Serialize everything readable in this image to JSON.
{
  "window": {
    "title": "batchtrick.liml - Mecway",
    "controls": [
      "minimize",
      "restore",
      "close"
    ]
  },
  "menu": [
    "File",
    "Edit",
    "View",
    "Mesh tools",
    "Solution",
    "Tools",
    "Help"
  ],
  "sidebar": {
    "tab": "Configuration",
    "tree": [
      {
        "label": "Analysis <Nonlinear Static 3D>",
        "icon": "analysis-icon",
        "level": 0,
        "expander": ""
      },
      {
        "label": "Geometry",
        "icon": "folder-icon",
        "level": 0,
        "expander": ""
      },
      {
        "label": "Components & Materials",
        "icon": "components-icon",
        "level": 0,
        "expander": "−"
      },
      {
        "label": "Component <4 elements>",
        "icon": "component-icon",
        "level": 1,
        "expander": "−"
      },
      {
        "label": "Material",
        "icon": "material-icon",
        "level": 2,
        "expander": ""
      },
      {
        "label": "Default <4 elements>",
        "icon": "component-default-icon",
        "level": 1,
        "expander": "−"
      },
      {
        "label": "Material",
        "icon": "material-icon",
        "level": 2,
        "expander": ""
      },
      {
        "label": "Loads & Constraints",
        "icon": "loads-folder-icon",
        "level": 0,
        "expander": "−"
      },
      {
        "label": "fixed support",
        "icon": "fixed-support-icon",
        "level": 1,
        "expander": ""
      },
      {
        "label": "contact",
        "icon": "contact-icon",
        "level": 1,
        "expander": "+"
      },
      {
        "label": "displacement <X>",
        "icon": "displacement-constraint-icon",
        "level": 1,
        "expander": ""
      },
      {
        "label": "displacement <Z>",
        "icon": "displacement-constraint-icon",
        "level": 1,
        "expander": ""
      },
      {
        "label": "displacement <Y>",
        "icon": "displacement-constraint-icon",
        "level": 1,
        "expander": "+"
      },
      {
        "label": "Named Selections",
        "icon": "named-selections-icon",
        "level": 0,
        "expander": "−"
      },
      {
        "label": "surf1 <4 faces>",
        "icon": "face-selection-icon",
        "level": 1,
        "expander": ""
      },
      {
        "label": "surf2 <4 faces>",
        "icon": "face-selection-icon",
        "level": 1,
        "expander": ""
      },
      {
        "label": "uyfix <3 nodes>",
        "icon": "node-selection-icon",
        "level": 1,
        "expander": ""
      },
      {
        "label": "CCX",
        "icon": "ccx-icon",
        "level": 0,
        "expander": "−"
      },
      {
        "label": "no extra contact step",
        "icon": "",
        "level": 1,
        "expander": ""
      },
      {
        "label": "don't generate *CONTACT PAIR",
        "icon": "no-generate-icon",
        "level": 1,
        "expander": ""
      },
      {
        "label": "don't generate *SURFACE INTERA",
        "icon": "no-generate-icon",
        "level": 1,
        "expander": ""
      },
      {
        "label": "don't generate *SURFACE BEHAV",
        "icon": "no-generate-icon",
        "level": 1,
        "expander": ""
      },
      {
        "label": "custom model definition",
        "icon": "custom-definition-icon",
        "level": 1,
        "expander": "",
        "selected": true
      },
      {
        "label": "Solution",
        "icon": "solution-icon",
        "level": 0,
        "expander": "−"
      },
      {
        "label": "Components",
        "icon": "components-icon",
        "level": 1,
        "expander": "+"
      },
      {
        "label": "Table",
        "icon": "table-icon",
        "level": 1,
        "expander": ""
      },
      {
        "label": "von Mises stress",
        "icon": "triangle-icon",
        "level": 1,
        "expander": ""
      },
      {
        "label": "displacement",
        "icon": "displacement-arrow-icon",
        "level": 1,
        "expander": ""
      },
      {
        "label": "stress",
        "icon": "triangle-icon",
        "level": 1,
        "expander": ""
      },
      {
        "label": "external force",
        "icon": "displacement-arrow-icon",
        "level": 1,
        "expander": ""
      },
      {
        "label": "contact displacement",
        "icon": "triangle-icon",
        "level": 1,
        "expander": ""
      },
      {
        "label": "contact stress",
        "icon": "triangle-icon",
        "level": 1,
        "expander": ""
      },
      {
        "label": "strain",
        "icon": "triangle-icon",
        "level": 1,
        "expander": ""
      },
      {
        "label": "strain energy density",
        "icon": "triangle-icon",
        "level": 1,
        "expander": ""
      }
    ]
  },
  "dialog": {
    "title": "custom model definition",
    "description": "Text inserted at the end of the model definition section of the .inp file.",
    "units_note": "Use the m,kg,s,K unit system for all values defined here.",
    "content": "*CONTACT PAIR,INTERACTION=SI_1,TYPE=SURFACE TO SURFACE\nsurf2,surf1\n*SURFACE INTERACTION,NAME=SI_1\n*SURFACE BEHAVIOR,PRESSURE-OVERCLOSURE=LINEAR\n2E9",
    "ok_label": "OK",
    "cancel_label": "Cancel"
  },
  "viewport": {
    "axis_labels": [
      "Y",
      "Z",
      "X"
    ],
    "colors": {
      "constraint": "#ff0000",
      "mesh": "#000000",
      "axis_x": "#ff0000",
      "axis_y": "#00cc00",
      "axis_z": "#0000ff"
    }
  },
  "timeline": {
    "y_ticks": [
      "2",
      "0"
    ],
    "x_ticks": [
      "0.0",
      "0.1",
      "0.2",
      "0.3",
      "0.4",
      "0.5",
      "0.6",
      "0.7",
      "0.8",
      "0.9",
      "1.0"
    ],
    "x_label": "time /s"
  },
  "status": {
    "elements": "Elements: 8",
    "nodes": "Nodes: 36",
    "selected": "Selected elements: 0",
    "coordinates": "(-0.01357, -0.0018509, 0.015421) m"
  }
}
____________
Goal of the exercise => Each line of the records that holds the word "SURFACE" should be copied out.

Written answer =>
        "label": "don't generate *SURFACE INTERA",
        "label": "don't generate *SURFACE BEHAV",
    "content": "*CONTACT PAIR,INTERACTION=SI_1,TYPE=SURFACE TO SURFACE\nsurf2,surf1\n*SURFACE INTERACTION,NAME=SI_1\n*SURFACE BEHAVIOR,PRESSURE-OVERCLOSURE=LINEAR\n2E9",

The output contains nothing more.